◆ **PROBLEM TO WORK ON**
What you return should be every line below, word for word, and none of the images.

◆ **RECORDS**

▬▬▬

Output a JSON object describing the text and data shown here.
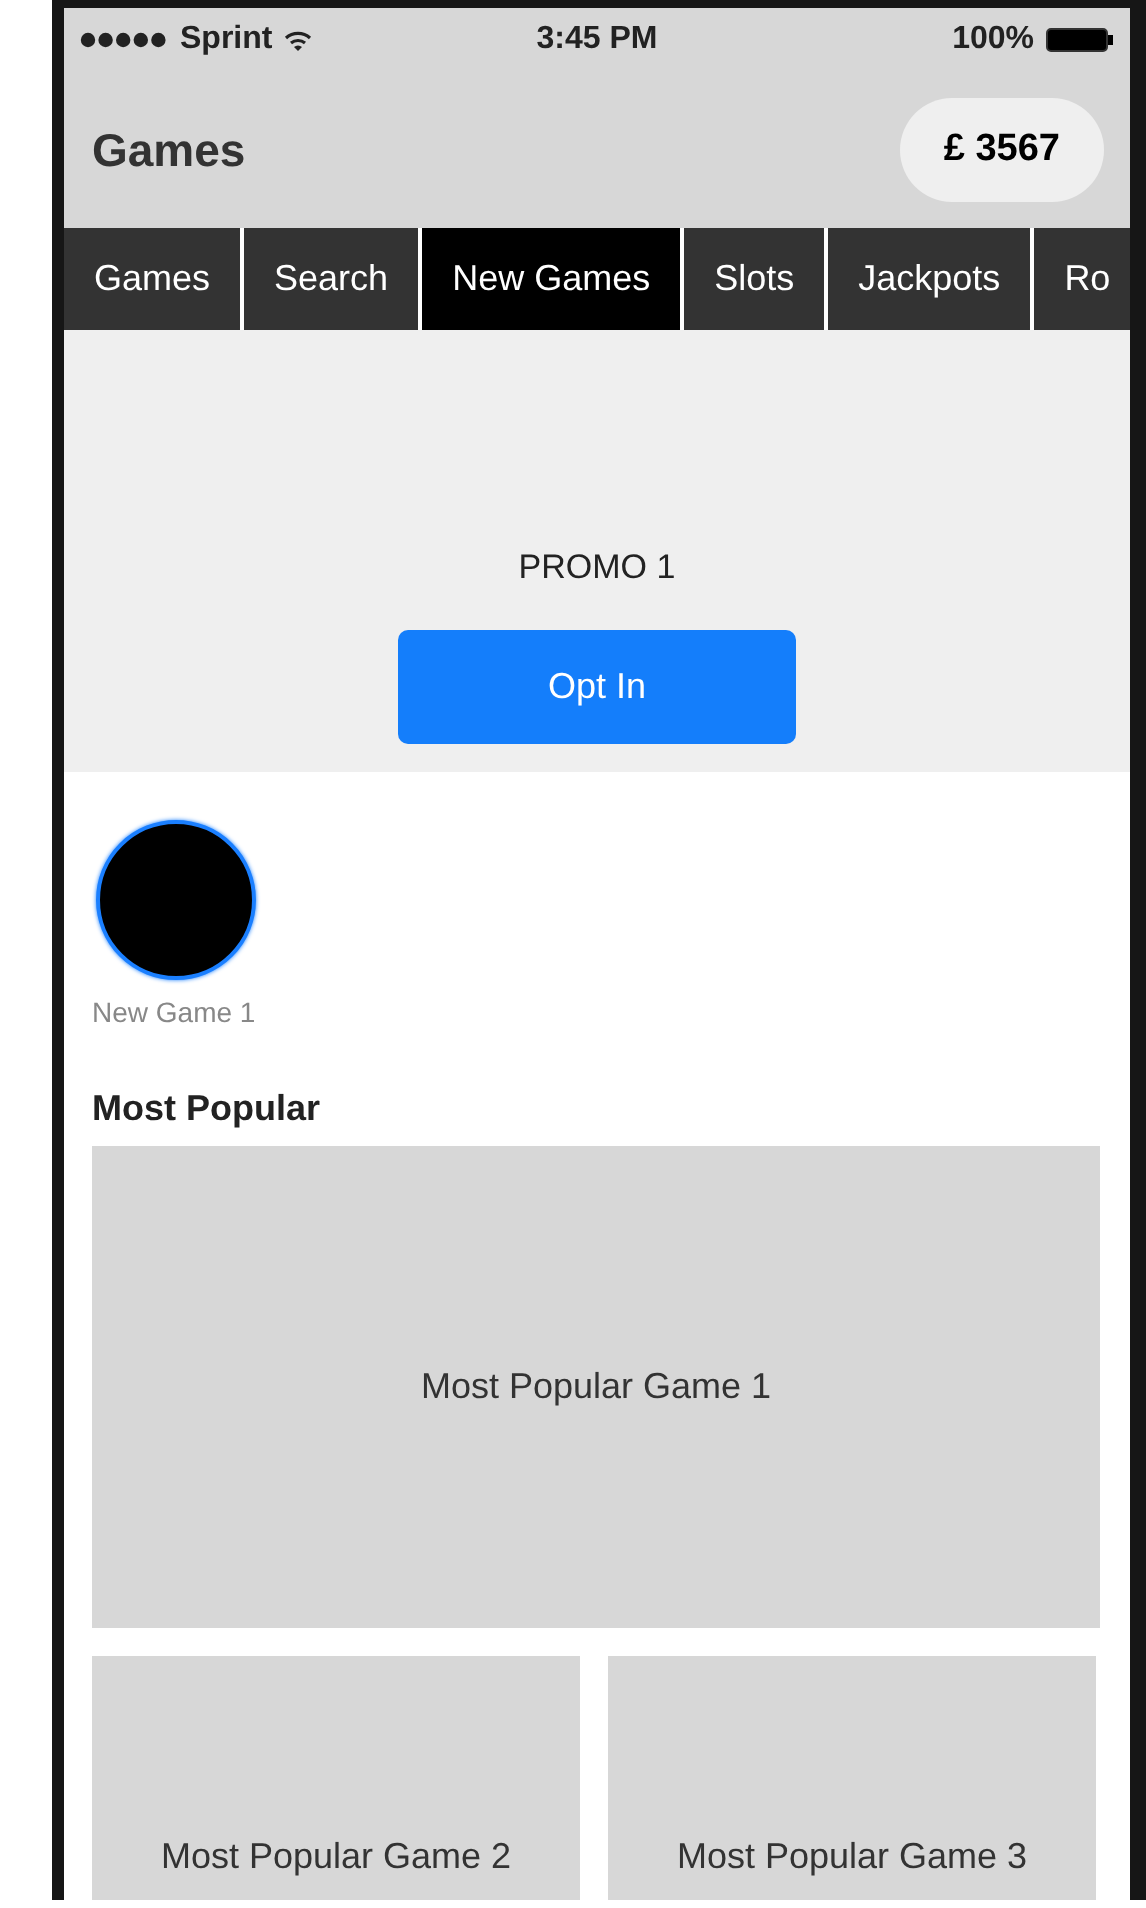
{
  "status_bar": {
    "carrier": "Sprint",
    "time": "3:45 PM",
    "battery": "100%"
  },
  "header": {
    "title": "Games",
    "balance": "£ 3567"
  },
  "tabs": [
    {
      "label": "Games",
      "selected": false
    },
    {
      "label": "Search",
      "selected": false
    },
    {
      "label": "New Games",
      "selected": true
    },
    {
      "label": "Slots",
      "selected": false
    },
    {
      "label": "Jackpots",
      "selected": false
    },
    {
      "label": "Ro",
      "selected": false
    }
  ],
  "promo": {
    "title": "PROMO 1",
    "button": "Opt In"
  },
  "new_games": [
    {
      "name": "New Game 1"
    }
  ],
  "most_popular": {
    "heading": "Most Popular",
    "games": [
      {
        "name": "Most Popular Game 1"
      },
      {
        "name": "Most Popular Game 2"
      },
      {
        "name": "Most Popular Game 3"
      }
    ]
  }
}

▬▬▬

◆ **RESULT OF THIS EXERCISE**
Output a JSON object describing the text and data shown here.
{
  "status_bar": {
    "carrier": "Sprint",
    "time": "3:45 PM",
    "battery": "100%"
  },
  "header": {
    "title": "Games",
    "balance": "£ 3567"
  },
  "tabs": [
    {
      "label": "Games",
      "selected": false
    },
    {
      "label": "Search",
      "selected": false
    },
    {
      "label": "New Games",
      "selected": true
    },
    {
      "label": "Slots",
      "selected": false
    },
    {
      "label": "Jackpots",
      "selected": false
    },
    {
      "label": "Ro",
      "selected": false
    }
  ],
  "promo": {
    "title": "PROMO 1",
    "button": "Opt In"
  },
  "new_games": [
    {
      "name": "New Game 1"
    }
  ],
  "most_popular": {
    "heading": "Most Popular",
    "games": [
      {
        "name": "Most Popular Game 1"
      },
      {
        "name": "Most Popular Game 2"
      },
      {
        "name": "Most Popular Game 3"
      }
    ]
  }
}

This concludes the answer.